Assigned task
Go through the entries below, tally each line that has the word "JSON", and give only the total.

Items from a data source
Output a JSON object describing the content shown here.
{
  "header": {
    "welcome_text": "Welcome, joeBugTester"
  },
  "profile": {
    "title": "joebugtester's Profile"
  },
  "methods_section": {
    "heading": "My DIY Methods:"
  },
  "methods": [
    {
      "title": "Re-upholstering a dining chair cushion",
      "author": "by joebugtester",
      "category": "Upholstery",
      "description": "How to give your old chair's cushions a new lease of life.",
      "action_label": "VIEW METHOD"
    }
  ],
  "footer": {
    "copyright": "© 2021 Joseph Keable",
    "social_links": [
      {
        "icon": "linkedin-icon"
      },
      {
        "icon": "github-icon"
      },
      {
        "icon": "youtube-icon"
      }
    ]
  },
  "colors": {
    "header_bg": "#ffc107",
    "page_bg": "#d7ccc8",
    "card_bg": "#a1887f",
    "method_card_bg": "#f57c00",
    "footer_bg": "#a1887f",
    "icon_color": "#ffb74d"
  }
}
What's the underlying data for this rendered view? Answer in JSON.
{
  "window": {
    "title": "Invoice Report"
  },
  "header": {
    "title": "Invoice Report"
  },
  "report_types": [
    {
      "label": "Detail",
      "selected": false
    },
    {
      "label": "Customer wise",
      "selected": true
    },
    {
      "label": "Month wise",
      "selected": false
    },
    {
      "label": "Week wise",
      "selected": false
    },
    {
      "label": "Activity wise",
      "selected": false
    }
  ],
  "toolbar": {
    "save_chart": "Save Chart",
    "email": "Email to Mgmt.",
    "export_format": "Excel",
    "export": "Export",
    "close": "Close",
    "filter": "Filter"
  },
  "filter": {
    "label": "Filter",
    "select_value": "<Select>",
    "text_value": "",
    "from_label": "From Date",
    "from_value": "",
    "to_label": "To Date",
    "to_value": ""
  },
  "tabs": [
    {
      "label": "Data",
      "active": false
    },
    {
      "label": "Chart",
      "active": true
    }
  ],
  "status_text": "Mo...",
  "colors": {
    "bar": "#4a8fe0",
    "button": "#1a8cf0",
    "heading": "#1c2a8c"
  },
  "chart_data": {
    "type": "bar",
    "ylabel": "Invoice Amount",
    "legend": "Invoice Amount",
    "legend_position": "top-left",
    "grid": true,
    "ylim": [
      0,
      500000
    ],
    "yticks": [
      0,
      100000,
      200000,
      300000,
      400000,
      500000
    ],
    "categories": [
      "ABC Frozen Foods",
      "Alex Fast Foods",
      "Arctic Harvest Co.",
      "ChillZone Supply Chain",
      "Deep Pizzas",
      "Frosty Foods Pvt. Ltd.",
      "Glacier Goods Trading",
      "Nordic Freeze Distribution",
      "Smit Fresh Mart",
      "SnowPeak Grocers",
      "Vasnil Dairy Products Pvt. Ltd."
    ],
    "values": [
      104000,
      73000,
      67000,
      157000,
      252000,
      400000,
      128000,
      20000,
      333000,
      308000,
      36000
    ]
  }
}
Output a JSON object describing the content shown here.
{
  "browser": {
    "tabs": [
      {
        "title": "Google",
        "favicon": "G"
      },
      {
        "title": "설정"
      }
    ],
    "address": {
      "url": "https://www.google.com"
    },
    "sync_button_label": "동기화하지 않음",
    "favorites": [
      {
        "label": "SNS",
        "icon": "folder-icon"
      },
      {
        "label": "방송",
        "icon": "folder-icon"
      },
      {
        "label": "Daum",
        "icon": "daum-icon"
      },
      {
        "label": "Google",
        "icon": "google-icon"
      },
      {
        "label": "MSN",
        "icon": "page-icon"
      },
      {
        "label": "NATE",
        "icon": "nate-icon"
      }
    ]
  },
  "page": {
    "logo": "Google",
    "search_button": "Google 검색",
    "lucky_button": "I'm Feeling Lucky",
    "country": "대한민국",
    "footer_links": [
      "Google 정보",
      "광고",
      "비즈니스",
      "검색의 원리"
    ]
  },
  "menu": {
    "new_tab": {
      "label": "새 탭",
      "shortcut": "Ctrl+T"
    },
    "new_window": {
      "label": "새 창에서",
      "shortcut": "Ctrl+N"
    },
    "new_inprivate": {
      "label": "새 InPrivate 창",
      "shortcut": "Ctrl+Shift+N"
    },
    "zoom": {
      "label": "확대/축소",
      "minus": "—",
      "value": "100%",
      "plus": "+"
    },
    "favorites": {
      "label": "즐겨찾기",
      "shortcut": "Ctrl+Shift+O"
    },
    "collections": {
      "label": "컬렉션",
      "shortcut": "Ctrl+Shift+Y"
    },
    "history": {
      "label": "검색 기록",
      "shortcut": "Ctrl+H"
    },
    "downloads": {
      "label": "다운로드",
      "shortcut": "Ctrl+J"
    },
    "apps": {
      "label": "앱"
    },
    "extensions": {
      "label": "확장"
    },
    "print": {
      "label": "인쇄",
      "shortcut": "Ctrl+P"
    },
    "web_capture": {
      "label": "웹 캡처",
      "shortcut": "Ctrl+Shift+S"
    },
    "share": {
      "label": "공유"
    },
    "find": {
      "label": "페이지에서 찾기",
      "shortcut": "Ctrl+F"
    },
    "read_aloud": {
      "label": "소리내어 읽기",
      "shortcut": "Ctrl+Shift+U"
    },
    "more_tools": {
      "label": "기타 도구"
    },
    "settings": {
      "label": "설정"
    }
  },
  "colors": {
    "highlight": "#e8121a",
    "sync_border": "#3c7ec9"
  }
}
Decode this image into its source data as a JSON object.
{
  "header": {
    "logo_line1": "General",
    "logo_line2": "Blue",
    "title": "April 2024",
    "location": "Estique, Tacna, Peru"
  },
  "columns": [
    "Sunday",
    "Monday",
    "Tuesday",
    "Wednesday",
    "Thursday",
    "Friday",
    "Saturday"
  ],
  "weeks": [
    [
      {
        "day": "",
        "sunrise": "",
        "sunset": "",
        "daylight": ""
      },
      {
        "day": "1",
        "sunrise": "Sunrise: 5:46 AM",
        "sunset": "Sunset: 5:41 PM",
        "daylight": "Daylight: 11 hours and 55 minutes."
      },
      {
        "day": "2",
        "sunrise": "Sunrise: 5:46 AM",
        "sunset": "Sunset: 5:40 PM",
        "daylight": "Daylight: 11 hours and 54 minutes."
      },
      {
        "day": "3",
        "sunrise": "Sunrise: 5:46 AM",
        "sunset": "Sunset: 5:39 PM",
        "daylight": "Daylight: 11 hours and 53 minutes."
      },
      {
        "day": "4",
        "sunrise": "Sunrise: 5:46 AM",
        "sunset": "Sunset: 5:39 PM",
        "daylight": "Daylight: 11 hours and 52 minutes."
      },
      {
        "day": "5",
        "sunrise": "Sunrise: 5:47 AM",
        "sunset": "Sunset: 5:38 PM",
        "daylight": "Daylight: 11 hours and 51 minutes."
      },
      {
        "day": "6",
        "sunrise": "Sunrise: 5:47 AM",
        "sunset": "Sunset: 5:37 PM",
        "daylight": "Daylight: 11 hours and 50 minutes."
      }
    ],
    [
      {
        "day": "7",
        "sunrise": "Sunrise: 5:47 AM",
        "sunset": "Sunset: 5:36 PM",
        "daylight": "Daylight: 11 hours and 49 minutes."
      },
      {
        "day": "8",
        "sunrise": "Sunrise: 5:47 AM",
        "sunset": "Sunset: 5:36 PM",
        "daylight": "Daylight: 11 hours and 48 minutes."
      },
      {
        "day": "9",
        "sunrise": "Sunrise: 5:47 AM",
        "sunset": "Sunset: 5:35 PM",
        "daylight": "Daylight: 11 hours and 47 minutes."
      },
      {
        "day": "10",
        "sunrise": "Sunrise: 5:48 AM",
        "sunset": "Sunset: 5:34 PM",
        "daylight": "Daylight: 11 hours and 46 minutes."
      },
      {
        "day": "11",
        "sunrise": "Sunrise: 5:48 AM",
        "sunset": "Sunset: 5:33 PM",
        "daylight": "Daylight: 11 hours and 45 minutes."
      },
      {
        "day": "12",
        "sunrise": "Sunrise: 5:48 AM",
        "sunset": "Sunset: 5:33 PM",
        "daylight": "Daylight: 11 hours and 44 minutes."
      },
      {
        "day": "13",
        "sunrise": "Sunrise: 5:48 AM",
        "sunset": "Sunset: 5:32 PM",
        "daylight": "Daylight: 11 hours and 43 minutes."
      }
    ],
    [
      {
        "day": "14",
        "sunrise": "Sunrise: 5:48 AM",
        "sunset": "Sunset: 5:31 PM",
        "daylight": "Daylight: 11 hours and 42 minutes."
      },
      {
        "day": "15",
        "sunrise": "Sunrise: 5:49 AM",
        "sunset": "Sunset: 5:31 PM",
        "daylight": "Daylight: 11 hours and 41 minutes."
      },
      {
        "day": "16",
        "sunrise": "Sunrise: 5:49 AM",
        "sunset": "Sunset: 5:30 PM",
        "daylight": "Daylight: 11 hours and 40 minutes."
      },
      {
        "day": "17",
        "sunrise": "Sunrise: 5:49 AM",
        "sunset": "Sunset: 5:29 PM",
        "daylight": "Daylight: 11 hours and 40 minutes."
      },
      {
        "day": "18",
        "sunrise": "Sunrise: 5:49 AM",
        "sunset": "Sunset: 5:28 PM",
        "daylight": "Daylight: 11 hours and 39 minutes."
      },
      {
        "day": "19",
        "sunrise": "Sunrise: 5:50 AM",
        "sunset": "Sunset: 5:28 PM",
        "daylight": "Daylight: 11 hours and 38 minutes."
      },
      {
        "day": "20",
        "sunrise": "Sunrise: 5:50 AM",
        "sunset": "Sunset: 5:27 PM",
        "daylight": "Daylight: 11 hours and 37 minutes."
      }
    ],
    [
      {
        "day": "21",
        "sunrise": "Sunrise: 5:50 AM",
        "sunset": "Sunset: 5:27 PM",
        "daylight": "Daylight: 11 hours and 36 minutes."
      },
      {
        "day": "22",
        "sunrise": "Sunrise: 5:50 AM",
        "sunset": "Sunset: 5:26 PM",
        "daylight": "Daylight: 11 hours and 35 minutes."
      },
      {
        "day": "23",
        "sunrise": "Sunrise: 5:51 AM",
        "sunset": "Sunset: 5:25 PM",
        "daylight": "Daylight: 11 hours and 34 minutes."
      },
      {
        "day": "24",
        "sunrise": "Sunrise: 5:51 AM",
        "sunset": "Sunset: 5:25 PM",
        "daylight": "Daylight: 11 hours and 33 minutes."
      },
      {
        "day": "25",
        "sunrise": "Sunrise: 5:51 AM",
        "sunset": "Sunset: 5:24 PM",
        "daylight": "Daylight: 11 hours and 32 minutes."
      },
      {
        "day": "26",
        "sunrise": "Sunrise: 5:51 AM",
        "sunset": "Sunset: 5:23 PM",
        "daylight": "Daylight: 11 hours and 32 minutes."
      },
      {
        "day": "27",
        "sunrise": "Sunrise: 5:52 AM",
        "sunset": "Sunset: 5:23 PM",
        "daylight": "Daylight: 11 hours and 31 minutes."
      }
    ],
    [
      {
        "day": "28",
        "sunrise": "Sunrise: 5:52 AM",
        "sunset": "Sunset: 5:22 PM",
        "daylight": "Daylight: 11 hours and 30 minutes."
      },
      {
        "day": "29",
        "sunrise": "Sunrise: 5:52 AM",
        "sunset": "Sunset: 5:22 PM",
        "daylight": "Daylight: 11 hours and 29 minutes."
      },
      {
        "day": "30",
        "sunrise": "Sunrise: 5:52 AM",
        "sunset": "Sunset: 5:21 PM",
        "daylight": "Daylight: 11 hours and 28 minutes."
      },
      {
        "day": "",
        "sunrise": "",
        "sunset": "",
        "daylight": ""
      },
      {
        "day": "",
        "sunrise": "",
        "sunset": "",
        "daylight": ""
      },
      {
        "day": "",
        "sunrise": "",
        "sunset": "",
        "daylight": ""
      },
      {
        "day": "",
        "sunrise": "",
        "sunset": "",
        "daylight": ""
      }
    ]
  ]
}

Finished task
4